> _Available records_:

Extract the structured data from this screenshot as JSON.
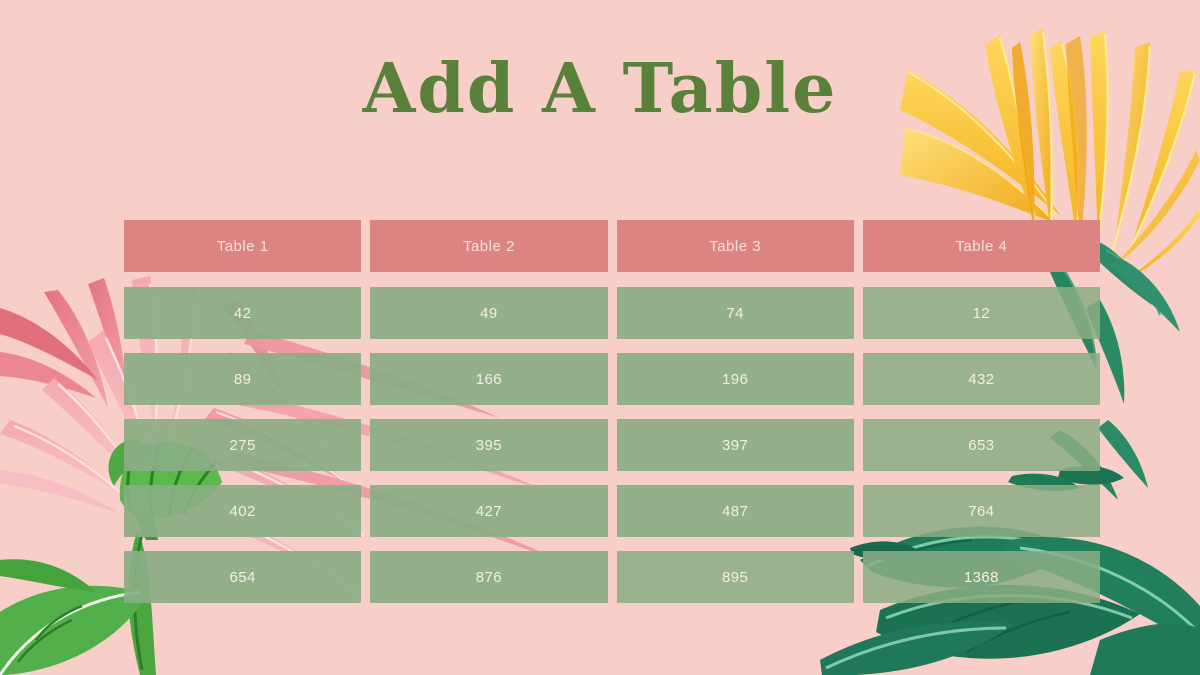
{
  "slide": {
    "title": "Add A Table",
    "background_color": "#F7CFC8",
    "title_color": "#5A8139",
    "header_bg_color": "#DC8481",
    "header_text_color": "#F8DFD9",
    "cell_bg_color": "#8AAE84",
    "cell_text_color": "#F6EDE3"
  },
  "table": {
    "headers": [
      "Table 1",
      "Table 2",
      "Table 3",
      "Table 4"
    ],
    "rows": [
      [
        "42",
        "49",
        "74",
        "12"
      ],
      [
        "89",
        "166",
        "196",
        "432"
      ],
      [
        "275",
        "395",
        "397",
        "653"
      ],
      [
        "402",
        "427",
        "487",
        "764"
      ],
      [
        "654",
        "876",
        "895",
        "1368"
      ]
    ]
  },
  "decorations": {
    "top_right_flower": "yellow-daisy-flower",
    "left_flower": "pink-daisy-flower",
    "bottom_left_leaf": "green-leaf",
    "bottom_right_leaves": "dark-green-leaves",
    "stem": "green-stem"
  },
  "chart_data": {
    "type": "table",
    "title": "Add A Table",
    "categories": [
      "Table 1",
      "Table 2",
      "Table 3",
      "Table 4"
    ],
    "series": [
      {
        "name": "Table 1",
        "values": [
          42,
          89,
          275,
          402,
          654
        ]
      },
      {
        "name": "Table 2",
        "values": [
          49,
          166,
          395,
          427,
          876
        ]
      },
      {
        "name": "Table 3",
        "values": [
          74,
          196,
          397,
          487,
          895
        ]
      },
      {
        "name": "Table 4",
        "values": [
          12,
          432,
          653,
          764,
          1368
        ]
      }
    ],
    "xlabel": "",
    "ylabel": "",
    "grid": false,
    "legend": "none"
  }
}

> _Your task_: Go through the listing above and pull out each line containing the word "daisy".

> _Result for this task_:
    "top_right_flower": "yellow-daisy-flower",
    "left_flower": "pink-daisy-flower",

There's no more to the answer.